Activity:
Which of the lines below include "Liyah"? Each one should be copied out.
———
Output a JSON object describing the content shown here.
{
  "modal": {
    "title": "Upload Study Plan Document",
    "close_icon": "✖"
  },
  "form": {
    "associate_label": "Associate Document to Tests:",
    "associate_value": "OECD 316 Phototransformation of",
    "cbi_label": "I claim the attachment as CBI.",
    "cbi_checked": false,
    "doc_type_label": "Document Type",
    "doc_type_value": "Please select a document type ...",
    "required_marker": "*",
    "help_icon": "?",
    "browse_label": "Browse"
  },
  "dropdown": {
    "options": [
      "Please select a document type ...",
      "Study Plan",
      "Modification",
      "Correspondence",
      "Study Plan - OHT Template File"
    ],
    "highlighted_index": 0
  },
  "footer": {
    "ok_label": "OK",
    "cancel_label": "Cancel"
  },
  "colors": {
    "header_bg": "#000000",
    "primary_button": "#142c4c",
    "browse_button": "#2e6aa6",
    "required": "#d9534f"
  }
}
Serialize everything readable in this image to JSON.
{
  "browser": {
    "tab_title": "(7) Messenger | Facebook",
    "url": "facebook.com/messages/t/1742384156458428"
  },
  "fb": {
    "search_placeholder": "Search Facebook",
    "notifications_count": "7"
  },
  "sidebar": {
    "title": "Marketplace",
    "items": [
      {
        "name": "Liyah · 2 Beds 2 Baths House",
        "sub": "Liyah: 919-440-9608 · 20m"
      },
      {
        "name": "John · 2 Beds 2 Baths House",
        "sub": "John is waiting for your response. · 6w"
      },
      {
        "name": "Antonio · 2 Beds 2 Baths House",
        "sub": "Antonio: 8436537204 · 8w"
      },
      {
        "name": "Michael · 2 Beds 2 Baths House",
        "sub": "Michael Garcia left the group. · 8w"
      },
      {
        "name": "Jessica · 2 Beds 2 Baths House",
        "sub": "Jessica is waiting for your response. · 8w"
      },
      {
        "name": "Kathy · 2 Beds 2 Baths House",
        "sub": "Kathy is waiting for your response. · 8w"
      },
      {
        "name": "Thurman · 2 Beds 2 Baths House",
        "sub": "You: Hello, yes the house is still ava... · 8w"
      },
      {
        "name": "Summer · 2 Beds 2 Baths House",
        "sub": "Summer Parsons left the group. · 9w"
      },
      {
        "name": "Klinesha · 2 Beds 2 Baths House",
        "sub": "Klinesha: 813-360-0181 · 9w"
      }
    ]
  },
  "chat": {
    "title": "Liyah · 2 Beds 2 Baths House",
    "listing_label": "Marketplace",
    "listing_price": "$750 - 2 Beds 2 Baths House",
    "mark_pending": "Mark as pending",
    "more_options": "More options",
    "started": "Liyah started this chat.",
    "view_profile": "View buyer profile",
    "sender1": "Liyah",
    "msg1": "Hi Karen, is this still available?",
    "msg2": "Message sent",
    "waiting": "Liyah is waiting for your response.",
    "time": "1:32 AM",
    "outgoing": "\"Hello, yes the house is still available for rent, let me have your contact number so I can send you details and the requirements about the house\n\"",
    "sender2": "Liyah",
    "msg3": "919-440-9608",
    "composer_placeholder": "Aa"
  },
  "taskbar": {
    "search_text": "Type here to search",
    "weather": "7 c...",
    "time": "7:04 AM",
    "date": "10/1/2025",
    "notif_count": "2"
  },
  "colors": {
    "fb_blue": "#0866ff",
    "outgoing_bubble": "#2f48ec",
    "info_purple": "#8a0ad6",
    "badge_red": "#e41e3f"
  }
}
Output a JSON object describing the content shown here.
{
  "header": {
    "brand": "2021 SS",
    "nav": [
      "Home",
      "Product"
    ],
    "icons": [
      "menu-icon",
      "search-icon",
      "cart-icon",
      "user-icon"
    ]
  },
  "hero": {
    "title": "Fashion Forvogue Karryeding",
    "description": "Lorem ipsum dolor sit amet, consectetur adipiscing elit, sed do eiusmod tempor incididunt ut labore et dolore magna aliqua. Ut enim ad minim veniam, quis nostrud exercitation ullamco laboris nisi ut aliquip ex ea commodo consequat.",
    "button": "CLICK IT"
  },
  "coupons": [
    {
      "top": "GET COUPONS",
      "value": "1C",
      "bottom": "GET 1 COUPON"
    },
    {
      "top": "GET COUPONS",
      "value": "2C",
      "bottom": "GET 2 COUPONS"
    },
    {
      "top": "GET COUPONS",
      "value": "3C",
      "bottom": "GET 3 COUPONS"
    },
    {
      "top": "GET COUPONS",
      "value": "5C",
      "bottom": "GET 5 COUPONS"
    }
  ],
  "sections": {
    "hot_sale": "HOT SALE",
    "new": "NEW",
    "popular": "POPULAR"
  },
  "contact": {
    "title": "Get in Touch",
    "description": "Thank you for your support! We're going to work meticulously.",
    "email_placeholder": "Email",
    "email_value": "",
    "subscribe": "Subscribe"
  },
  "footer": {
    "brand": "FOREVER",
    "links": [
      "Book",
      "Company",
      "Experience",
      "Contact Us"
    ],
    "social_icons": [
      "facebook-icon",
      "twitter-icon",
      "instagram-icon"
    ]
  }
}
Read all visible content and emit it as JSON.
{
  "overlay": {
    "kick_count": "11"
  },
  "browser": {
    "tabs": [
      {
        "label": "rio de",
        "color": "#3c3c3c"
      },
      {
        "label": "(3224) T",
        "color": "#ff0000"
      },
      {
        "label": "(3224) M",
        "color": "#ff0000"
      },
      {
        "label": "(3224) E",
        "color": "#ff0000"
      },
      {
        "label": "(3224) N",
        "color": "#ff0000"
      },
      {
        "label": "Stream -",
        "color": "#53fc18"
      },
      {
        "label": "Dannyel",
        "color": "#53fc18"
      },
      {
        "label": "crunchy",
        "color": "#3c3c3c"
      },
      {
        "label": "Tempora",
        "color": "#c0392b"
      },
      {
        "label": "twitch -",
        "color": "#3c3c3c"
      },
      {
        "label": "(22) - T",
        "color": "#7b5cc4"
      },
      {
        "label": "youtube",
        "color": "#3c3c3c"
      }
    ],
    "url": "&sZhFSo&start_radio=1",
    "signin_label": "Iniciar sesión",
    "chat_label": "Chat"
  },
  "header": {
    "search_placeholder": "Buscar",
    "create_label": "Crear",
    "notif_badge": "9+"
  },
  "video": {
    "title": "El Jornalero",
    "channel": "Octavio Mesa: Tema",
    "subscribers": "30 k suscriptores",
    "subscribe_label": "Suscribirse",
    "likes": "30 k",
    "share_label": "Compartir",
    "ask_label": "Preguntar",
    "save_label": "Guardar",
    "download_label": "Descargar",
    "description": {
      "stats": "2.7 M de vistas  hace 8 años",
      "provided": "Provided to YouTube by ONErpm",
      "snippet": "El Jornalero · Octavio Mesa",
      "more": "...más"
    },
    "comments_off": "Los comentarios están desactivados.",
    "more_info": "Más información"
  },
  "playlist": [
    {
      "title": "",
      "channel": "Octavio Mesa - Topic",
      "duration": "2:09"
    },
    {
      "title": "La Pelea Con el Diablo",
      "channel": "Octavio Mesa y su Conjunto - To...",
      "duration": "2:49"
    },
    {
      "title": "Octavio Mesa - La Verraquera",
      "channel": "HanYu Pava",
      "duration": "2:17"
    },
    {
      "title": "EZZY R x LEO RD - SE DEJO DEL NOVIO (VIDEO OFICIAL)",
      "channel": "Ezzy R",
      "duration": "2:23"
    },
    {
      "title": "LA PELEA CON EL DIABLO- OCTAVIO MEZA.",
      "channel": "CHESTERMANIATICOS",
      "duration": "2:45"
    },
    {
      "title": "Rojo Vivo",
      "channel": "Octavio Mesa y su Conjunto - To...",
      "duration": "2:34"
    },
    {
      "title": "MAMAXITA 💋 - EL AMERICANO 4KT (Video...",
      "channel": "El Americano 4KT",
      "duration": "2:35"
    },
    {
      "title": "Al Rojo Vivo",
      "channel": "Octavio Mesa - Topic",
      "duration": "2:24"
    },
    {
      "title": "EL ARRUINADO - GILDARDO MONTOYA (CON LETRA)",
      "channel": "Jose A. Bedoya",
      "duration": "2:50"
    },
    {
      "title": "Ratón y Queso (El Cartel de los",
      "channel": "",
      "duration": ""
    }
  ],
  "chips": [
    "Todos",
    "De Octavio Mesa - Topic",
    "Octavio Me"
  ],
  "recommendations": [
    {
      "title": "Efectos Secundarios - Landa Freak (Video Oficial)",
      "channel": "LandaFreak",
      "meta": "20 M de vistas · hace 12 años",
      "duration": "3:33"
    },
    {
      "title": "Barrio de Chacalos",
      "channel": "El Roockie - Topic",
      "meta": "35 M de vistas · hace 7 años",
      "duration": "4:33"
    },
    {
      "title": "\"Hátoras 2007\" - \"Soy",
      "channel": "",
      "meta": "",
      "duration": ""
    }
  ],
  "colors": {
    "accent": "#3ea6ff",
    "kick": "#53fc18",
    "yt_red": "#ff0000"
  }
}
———
Answer box:
        "name": "Liyah · 2 Beds 2 Baths House",
        "sub": "Liyah: 919-440-9608 · 20m"
    "title": "Liyah · 2 Beds 2 Baths House",
    "started": "Liyah started this chat.",
    "sender1": "Liyah",
    "waiting": "Liyah is waiting for your response.",
    "sender2": "Liyah",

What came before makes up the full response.